non-repayable $50,000 loan to structure the
company is close to 600%.
1995: Dissemination of LivingWorks programs to
other military services in Canada, Australia,
Norway, and the United Kingdom begins.
1995: A special agreement signed with Lifeline
Australia receives Commonwealth funding for a
three-year field trial. The program is adopted
nationwide under the name LivingWorks
Australia and administered under the auspices
of Lifeline.
1997: LivingWorks receives another two export
development awards—one from the U of C and
one from the Calgary Economic Development
Chaplains Office, LivingWorks joins the
Menninger Leadership Centre of Topeka, Kansas
to provide bi-annual suicide intervention
training to Army Chaplains and Chaplain
Assistants.
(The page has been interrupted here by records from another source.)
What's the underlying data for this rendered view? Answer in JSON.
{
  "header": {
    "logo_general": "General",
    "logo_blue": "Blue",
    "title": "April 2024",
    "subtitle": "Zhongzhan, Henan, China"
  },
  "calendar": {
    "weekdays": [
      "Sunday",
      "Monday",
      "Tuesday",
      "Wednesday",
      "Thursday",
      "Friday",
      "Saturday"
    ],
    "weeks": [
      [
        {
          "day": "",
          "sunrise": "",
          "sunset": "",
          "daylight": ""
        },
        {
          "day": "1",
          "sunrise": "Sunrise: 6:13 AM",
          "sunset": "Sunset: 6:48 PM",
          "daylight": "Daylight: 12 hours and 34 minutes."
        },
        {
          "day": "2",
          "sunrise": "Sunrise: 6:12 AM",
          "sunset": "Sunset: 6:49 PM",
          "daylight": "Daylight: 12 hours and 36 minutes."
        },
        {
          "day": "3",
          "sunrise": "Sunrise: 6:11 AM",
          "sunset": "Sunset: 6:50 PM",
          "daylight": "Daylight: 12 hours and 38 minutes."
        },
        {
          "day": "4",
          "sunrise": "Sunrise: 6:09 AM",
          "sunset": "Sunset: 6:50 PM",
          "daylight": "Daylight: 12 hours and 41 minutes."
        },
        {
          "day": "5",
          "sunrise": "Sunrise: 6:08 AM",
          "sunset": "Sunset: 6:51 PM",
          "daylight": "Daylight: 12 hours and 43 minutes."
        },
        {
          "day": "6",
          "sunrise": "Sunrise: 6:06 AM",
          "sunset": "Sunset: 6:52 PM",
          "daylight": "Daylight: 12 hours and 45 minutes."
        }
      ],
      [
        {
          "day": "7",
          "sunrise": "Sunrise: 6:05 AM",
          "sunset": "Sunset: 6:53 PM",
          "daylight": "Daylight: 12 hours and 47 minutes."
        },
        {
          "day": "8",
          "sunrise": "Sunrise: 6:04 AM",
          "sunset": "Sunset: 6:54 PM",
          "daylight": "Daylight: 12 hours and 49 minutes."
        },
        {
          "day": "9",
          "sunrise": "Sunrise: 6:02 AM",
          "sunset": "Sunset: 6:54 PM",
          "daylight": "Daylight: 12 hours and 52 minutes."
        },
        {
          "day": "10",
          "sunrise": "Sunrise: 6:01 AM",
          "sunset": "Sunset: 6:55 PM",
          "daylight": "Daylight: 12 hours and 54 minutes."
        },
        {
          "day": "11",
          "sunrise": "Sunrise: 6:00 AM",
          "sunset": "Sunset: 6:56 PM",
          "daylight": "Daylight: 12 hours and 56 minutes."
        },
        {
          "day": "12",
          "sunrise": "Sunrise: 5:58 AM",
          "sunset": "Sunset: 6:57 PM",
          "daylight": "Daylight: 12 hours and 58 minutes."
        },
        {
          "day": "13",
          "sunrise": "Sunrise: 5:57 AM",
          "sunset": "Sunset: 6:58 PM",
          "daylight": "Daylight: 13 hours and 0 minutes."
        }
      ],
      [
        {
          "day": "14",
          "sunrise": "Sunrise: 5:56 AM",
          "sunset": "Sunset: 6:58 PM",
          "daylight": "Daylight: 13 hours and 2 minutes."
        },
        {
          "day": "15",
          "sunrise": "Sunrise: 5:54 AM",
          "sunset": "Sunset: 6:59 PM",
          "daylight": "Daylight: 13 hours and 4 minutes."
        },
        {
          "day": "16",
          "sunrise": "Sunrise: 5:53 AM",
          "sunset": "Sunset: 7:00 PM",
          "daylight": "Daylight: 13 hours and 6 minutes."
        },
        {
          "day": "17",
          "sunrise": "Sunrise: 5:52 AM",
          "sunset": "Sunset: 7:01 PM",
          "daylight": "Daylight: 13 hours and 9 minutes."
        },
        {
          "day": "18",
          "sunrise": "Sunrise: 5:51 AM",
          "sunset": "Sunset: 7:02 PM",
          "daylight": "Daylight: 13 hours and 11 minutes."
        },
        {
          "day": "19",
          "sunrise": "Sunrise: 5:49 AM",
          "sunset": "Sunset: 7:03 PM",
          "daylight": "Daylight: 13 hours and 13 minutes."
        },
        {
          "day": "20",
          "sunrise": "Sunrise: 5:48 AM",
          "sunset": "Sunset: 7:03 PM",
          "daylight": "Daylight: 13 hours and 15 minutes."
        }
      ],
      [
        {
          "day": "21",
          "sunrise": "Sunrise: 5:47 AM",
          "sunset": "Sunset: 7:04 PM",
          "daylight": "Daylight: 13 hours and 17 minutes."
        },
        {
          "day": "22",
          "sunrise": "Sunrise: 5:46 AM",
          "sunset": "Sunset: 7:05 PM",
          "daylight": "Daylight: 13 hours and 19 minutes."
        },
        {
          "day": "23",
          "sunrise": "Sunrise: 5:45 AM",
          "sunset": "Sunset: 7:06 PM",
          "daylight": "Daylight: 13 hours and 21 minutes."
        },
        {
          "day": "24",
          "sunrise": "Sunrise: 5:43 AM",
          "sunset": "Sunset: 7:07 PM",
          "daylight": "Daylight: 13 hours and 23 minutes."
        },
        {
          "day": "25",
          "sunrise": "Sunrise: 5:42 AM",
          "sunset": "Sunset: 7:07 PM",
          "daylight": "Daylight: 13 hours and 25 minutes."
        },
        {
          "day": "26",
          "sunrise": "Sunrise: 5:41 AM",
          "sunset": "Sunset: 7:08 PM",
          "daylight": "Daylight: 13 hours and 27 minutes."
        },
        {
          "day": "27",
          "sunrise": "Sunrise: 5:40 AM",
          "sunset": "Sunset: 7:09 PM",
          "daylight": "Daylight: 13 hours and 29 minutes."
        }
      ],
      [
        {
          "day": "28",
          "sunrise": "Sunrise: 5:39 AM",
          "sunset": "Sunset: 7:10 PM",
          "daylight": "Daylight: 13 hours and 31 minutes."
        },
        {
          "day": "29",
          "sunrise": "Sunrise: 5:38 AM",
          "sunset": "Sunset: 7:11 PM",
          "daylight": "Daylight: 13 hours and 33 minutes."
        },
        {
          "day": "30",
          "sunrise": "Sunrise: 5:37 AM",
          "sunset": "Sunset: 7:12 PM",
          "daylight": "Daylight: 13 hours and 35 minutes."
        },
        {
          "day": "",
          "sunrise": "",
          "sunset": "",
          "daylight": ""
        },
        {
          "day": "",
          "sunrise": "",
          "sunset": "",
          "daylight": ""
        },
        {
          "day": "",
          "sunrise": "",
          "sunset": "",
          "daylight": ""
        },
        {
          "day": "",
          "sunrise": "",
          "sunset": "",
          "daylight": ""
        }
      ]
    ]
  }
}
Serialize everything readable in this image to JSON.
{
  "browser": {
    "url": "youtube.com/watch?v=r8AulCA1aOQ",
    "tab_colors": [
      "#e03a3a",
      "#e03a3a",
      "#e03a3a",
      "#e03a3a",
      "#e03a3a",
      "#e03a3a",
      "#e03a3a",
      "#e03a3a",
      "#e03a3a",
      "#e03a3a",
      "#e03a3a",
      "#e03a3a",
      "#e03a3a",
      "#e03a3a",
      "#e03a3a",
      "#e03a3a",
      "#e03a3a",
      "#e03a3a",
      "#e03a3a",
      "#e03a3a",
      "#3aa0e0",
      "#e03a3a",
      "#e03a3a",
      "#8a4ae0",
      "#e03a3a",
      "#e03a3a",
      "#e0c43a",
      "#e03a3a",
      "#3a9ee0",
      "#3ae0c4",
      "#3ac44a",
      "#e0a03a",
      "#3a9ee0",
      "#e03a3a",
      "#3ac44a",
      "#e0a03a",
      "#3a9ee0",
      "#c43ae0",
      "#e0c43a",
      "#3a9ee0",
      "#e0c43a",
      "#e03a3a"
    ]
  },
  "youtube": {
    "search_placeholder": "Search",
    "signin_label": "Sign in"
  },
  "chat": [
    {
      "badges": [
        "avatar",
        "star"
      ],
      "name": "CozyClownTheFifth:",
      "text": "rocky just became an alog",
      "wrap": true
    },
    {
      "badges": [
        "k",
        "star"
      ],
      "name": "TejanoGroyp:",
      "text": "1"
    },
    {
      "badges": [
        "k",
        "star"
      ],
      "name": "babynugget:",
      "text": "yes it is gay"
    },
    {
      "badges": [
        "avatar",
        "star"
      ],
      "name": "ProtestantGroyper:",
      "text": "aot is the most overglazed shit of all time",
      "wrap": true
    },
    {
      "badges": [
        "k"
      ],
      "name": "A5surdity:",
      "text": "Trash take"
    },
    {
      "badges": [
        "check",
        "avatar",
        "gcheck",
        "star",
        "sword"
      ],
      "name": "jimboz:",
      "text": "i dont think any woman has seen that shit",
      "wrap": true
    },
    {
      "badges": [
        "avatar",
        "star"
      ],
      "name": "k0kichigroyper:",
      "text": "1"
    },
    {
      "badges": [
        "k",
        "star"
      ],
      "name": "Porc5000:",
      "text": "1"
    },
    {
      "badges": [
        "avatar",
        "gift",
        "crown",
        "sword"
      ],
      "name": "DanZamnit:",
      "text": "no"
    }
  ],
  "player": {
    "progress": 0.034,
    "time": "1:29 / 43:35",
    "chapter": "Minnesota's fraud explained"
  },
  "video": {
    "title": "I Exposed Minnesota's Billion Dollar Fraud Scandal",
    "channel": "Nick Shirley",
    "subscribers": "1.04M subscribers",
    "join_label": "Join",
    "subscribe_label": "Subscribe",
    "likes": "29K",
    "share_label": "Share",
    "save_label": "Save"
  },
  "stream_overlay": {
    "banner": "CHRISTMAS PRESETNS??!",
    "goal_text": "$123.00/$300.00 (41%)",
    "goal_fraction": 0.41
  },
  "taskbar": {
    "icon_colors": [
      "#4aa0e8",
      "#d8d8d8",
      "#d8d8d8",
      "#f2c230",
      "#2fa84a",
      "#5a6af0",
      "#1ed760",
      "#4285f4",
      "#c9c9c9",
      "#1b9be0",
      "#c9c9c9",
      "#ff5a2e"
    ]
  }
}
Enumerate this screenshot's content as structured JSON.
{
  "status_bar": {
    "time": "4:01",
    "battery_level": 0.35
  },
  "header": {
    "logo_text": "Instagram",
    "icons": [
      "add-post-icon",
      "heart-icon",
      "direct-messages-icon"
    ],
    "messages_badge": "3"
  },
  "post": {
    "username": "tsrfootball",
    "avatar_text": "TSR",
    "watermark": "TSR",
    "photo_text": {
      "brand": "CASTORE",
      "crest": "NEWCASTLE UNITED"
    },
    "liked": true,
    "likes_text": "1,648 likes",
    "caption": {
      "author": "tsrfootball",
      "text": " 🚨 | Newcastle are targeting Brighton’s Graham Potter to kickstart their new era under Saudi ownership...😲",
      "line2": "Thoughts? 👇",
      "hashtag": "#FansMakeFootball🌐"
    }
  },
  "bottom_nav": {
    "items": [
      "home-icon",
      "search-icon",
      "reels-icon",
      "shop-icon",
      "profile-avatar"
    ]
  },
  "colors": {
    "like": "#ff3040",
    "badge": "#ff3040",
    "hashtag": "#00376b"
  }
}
US Air Force Chaplains launch a
major training initiative to deliver ASIST.
2009: Army G-1 formally confirms ASIST as the
2001: LivingWorks becomes the primary provider
of suicide intervention training for the US Army.
2002: LivingWorks receives the national Canadian
Social Policy Knowledge Transfer award.
suicide intervention training program for the US
2009: ASIST is named one of Canada’s Culture
of Peace Gifts to UNESCO in the International
Decade of Peace.
2002–03: LivingWorks partners with US Army
Materials Command and Applied Physics
Laboratory, Johns Hopkins University to develop
ASIST-R, a post-training reinforcement program.
This is a pilot test of a virtual simulation skills
retention program for the Department of
Defense (DoD).
2007: Scotland’s National Training Award goes
to Choose Life for the introduction and roll out
 ASIST is available in English and has been translated into
French, Spanish, Norwegian and Inuktitut. safeTALK is
available in English and has been translated into French.
 LivingWorks has increased its gross revenues more than
14-fold since 1995. The LivingWorks suite of programs is
now the most widely used and the most recognized
suicide prevention intervention training in the world.
LivingWorks has over 5,000 community-based trainers
around the world who train over 85,000 participants
annually. Since 1985, close to one million caregivers have
participated in ASIST.